Segment Start: Exercise data

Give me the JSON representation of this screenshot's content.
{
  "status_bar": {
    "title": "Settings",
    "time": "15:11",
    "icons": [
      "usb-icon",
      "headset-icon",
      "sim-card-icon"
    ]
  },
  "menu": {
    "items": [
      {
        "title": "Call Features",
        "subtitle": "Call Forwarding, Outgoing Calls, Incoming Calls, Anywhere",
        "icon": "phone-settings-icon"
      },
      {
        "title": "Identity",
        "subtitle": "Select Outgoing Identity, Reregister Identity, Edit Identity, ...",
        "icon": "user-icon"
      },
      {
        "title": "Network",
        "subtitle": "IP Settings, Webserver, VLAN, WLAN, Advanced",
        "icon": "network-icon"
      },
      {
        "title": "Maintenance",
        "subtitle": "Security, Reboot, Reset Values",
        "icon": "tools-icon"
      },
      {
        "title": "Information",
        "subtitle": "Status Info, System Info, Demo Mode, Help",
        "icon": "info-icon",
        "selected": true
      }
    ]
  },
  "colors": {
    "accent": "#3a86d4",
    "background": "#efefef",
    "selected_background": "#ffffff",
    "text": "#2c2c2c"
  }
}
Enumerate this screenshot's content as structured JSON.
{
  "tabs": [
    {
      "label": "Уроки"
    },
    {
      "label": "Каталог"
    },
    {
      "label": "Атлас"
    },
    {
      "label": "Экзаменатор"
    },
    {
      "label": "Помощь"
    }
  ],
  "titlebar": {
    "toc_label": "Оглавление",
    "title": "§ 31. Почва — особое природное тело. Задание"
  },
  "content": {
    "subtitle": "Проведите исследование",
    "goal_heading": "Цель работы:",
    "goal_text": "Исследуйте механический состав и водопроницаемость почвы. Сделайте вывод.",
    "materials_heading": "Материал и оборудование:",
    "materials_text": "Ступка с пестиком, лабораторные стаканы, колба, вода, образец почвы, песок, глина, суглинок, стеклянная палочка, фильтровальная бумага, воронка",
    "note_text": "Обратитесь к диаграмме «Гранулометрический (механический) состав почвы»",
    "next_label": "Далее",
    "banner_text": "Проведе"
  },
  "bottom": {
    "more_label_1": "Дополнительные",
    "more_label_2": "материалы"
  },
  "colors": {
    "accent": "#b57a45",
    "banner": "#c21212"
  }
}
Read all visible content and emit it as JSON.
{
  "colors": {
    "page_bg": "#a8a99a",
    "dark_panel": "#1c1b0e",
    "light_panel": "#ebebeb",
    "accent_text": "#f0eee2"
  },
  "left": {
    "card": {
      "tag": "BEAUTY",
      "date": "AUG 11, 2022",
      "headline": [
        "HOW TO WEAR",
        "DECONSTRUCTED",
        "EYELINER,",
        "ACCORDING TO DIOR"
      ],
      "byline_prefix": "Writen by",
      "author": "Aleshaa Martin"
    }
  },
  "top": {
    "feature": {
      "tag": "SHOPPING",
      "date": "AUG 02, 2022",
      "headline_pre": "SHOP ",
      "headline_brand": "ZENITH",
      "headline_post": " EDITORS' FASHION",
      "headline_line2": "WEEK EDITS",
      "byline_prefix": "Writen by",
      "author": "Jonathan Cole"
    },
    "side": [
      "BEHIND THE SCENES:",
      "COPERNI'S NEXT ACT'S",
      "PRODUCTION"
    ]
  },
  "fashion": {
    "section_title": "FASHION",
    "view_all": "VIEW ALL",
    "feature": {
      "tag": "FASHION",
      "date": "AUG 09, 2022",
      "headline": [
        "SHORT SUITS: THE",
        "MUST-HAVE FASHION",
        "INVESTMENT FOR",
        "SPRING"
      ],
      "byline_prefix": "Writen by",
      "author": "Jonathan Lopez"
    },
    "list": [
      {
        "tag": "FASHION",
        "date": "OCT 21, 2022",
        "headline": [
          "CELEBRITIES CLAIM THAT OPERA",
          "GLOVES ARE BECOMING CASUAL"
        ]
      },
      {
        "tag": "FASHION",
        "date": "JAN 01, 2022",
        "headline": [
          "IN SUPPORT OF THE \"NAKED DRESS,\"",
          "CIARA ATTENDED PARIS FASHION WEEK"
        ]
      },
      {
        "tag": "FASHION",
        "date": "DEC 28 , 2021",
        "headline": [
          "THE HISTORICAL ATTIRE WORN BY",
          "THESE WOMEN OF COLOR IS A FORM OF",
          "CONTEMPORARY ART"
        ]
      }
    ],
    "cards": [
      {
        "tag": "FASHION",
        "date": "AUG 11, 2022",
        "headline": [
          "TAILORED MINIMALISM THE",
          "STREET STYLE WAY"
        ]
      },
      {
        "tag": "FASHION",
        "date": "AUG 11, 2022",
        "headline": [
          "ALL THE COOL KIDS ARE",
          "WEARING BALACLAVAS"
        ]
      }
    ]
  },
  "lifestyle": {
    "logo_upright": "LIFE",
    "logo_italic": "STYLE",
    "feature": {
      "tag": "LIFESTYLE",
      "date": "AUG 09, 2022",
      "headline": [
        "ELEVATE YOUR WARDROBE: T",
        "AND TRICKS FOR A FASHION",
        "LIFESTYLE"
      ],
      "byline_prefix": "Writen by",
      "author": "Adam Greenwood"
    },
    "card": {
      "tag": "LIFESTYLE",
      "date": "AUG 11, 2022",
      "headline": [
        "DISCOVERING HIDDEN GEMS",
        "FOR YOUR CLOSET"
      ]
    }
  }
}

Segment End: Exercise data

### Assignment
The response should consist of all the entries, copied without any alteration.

### Solved problem
Give me the JSON representation of this screenshot's content.
{
  "status_bar": {
    "title": "Settings",
    "time": "15:11",
    "icons": [
      "usb-icon",
      "headset-icon",
      "sim-card-icon"
    ]
  },
  "menu": {
    "items": [
      {
        "title": "Call Features",
        "subtitle": "Call Forwarding, Outgoing Calls, Incoming Calls, Anywhere",
        "icon": "phone-settings-icon"
      },
      {
        "title": "Identity",
        "subtitle": "Select Outgoing Identity, Reregister Identity, Edit Identity, ...",
        "icon": "user-icon"
      },
      {
        "title": "Network",
        "subtitle": "IP Settings, Webserver, VLAN, WLAN, Advanced",
        "icon": "network-icon"
      },
      {
        "title": "Maintenance",
        "subtitle": "Security, Reboot, Reset Values",
        "icon": "tools-icon"
      },
      {
        "title": "Information",
        "subtitle": "Status Info, System Info, Demo Mode, Help",
        "icon": "info-icon",
        "selected": true
      }
    ]
  },
  "colors": {
    "accent": "#3a86d4",
    "background": "#efefef",
    "selected_background": "#ffffff",
    "text": "#2c2c2c"
  }
}
Enumerate this screenshot's content as structured JSON.
{
  "tabs": [
    {
      "label": "Уроки"
    },
    {
      "label": "Каталог"
    },
    {
      "label": "Атлас"
    },
    {
      "label": "Экзаменатор"
    },
    {
      "label": "Помощь"
    }
  ],
  "titlebar": {
    "toc_label": "Оглавление",
    "title": "§ 31. Почва — особое природное тело. Задание"
  },
  "content": {
    "subtitle": "Проведите исследование",
    "goal_heading": "Цель работы:",
    "goal_text": "Исследуйте механический состав и водопроницаемость почвы. Сделайте вывод.",
    "materials_heading": "Материал и оборудование:",
    "materials_text": "Ступка с пестиком, лабораторные стаканы, колба, вода, образец почвы, песок, глина, суглинок, стеклянная палочка, фильтровальная бумага, воронка",
    "note_text": "Обратитесь к диаграмме «Гранулометрический (механический) состав почвы»",
    "next_label": "Далее",
    "banner_text": "Проведе"
  },
  "bottom": {
    "more_label_1": "Дополнительные",
    "more_label_2": "материалы"
  },
  "colors": {
    "accent": "#b57a45",
    "banner": "#c21212"
  }
}
Read all visible content and emit it as JSON.
{
  "colors": {
    "page_bg": "#a8a99a",
    "dark_panel": "#1c1b0e",
    "light_panel": "#ebebeb",
    "accent_text": "#f0eee2"
  },
  "left": {
    "card": {
      "tag": "BEAUTY",
      "date": "AUG 11, 2022",
      "headline": [
        "HOW TO WEAR",
        "DECONSTRUCTED",
        "EYELINER,",
        "ACCORDING TO DIOR"
      ],
      "byline_prefix": "Writen by",
      "author": "Aleshaa Martin"
    }
  },
  "top": {
    "feature": {
      "tag": "SHOPPING",
      "date": "AUG 02, 2022",
      "headline_pre": "SHOP ",
      "headline_brand": "ZENITH",
      "headline_post": " EDITORS' FASHION",
      "headline_line2": "WEEK EDITS",
      "byline_prefix": "Writen by",
      "author": "Jonathan Cole"
    },
    "side": [
      "BEHIND THE SCENES:",
      "COPERNI'S NEXT ACT'S",
      "PRODUCTION"
    ]
  },
  "fashion": {
    "section_title": "FASHION",
    "view_all": "VIEW ALL",
    "feature": {
      "tag": "FASHION",
      "date": "AUG 09, 2022",
      "headline": [
        "SHORT SUITS: THE",
        "MUST-HAVE FASHION",
        "INVESTMENT FOR",
        "SPRING"
      ],
      "byline_prefix": "Writen by",
      "author": "Jonathan Lopez"
    },
    "list": [
      {
        "tag": "FASHION",
        "date": "OCT 21, 2022",
        "headline": [
          "CELEBRITIES CLAIM THAT OPERA",
          "GLOVES ARE BECOMING CASUAL"
        ]
      },
      {
        "tag": "FASHION",
        "date": "JAN 01, 2022",
        "headline": [
          "IN SUPPORT OF THE \"NAKED DRESS,\"",
          "CIARA ATTENDED PARIS FASHION WEEK"
        ]
      },
      {
        "tag": "FASHION",
        "date": "DEC 28 , 2021",
        "headline": [
          "THE HISTORICAL ATTIRE WORN BY",
          "THESE WOMEN OF COLOR IS A FORM OF",
          "CONTEMPORARY ART"
        ]
      }
    ],
    "cards": [
      {
        "tag": "FASHION",
        "date": "AUG 11, 2022",
        "headline": [
          "TAILORED MINIMALISM THE",
          "STREET STYLE WAY"
        ]
      },
      {
        "tag": "FASHION",
        "date": "AUG 11, 2022",
        "headline": [
          "ALL THE COOL KIDS ARE",
          "WEARING BALACLAVAS"
        ]
      }
    ]
  },
  "lifestyle": {
    "logo_upright": "LIFE",
    "logo_italic": "STYLE",
    "feature": {
      "tag": "LIFESTYLE",
      "date": "AUG 09, 2022",
      "headline": [
        "ELEVATE YOUR WARDROBE: T",
        "AND TRICKS FOR A FASHION",
        "LIFESTYLE"
      ],
      "byline_prefix": "Writen by",
      "author": "Adam Greenwood"
    },
    "card": {
      "tag": "LIFESTYLE",
      "date": "AUG 11, 2022",
      "headline": [
        "DISCOVERING HIDDEN GEMS",
        "FOR YOUR CLOSET"
      ]
    }
  }
}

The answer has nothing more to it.